    > The difference is slightly puzzling but still discernible.

    If you receive a bonus by parking your money in a checking or savings account, I think it is perfectly reasonable to issue a 1099. You did not have to spend any money for this, so this is clearly income to some degree. It seems wrong to value 1 point as 2.5 cents though. How did they arrive at that valuation? If I redeem 40,000 points for cash, would that not be $400.00? It is not like I get $625.00 for 40,000 points?

    If you have to make purchases on your credit card for the reward, I would consider it a “rebate”. If you bought a $100 item and received a $2 rebate, your total cost is $98.

    • Valuation is definitely a grey area when it comes to miles and points – as there are many factors to consider.

      For some cards, 1 point does not necessarily equate to 1 cent (which has been a common standard). 

      Airline membership rewards programs have such a confusing redemption format that it certainly disrupts any sensible attempt to place a dollar value on a mile. American Airlines require different amounts of miles for different seating classes, destinations, and travel dates. 

      The IRS states that banks have to report the cost basis – which may (just pulling this out of air) include costs to maintain these programs/partnerships with the airlines.

      Ultimately, it appears that the bank has the final say.

      • Sunshine25
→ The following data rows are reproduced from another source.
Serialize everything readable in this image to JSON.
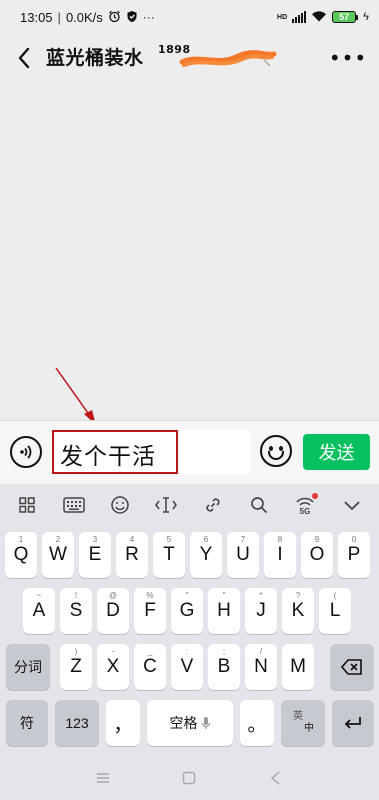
{
  "status_bar": {
    "time": "13:05",
    "speed": "0.0K/s",
    "network_label": "HD",
    "battery_level": "57",
    "icons": [
      "alarm-icon",
      "vpn-shield-icon",
      "more-dots-icon",
      "signal-icon",
      "wifi-icon",
      "battery-icon",
      "charging-icon"
    ]
  },
  "header": {
    "title": "蓝光桶装水",
    "phone_prefix": "1898",
    "back_icon": "chevron-left-icon",
    "more_icon": "more-horizontal-icon"
  },
  "composer": {
    "input_value": "发个干活",
    "send_label": "发送",
    "voice_icon": "voice-icon",
    "emoji_icon": "emoji-icon"
  },
  "keyboard": {
    "toolbar_icons": [
      "grid-icon",
      "keyboard-icon",
      "emoji-face-icon",
      "cursor-icon",
      "link-icon",
      "search-icon",
      "5g-icon",
      "chevron-down-icon"
    ],
    "toolbar_5g_label": "5G",
    "row1": [
      {
        "k": "Q",
        "h": "1"
      },
      {
        "k": "W",
        "h": "2"
      },
      {
        "k": "E",
        "h": "3"
      },
      {
        "k": "R",
        "h": "4"
      },
      {
        "k": "T",
        "h": "5"
      },
      {
        "k": "Y",
        "h": "6"
      },
      {
        "k": "U",
        "h": "7"
      },
      {
        "k": "I",
        "h": "8"
      },
      {
        "k": "O",
        "h": "9"
      },
      {
        "k": "P",
        "h": "0"
      }
    ],
    "row2": [
      {
        "k": "A",
        "h": "~"
      },
      {
        "k": "S",
        "h": "!"
      },
      {
        "k": "D",
        "h": "@"
      },
      {
        "k": "F",
        "h": "%"
      },
      {
        "k": "G",
        "h": "\""
      },
      {
        "k": "H",
        "h": "\""
      },
      {
        "k": "J",
        "h": "*"
      },
      {
        "k": "K",
        "h": "?"
      },
      {
        "k": "L",
        "h": "("
      }
    ],
    "row3": [
      {
        "k": "Z",
        "h": ")"
      },
      {
        "k": "X",
        "h": "-"
      },
      {
        "k": "C",
        "h": "_"
      },
      {
        "k": "V",
        "h": ":"
      },
      {
        "k": "B",
        "h": ";"
      },
      {
        "k": "N",
        "h": "/"
      },
      {
        "k": "M",
        "h": ""
      }
    ],
    "seg_label": "分词",
    "symbol_label": "符",
    "num_label": "123",
    "comma_label": "，",
    "space_label": "空格",
    "period_label": "。",
    "lang_top": "英",
    "lang_bottom": "中",
    "backspace_icon": "backspace-icon",
    "enter_icon": "enter-icon",
    "mic_icon": "mic-icon"
  },
  "nav_bar": {
    "icons": [
      "menu-icon",
      "home-icon",
      "back-icon"
    ]
  }
}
        I think a simple rule for valuation is the least favorable redemption rate customers are given on bank’s redemption site. If a $25 rewards check requires 5,000 points, then the valuation 1 point is 0.5 cents. Alternatively, we can be fair with banks and make the ratio 1 to 1. Although I don’t know why we should be fair to the banks.